Data items:
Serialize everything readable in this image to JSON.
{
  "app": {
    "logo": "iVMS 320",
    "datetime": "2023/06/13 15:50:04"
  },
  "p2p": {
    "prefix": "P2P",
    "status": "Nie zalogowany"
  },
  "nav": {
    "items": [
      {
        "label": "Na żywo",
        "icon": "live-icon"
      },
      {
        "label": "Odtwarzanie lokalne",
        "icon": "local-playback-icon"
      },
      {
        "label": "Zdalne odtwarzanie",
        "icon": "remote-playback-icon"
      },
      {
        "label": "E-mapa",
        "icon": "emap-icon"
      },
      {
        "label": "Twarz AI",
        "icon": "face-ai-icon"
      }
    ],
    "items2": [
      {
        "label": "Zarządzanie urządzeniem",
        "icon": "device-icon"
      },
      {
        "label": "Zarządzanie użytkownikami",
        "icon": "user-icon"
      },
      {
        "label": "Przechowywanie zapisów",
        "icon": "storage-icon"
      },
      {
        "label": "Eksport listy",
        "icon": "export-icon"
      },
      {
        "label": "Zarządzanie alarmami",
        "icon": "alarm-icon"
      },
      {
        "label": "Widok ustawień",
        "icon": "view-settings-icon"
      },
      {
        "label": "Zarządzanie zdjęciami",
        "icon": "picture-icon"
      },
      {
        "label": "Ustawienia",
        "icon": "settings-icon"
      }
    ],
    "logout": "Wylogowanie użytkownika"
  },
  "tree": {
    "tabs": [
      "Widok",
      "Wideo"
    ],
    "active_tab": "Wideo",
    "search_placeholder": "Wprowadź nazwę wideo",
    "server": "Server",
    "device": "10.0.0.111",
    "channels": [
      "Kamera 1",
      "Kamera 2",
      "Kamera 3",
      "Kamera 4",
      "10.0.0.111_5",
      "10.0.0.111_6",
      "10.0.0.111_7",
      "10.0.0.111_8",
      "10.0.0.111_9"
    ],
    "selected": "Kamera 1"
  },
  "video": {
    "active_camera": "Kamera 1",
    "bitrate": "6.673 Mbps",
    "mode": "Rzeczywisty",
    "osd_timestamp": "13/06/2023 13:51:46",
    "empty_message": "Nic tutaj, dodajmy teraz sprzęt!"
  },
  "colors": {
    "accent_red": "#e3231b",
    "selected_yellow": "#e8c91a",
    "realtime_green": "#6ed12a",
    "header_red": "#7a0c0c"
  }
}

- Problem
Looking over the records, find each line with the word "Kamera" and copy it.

- Answer section
      "Kamera 1",
      "Kamera 2",
      "Kamera 3",
      "Kamera 4",
    "selected": "Kamera 1"
    "active_camera": "Kamera 1",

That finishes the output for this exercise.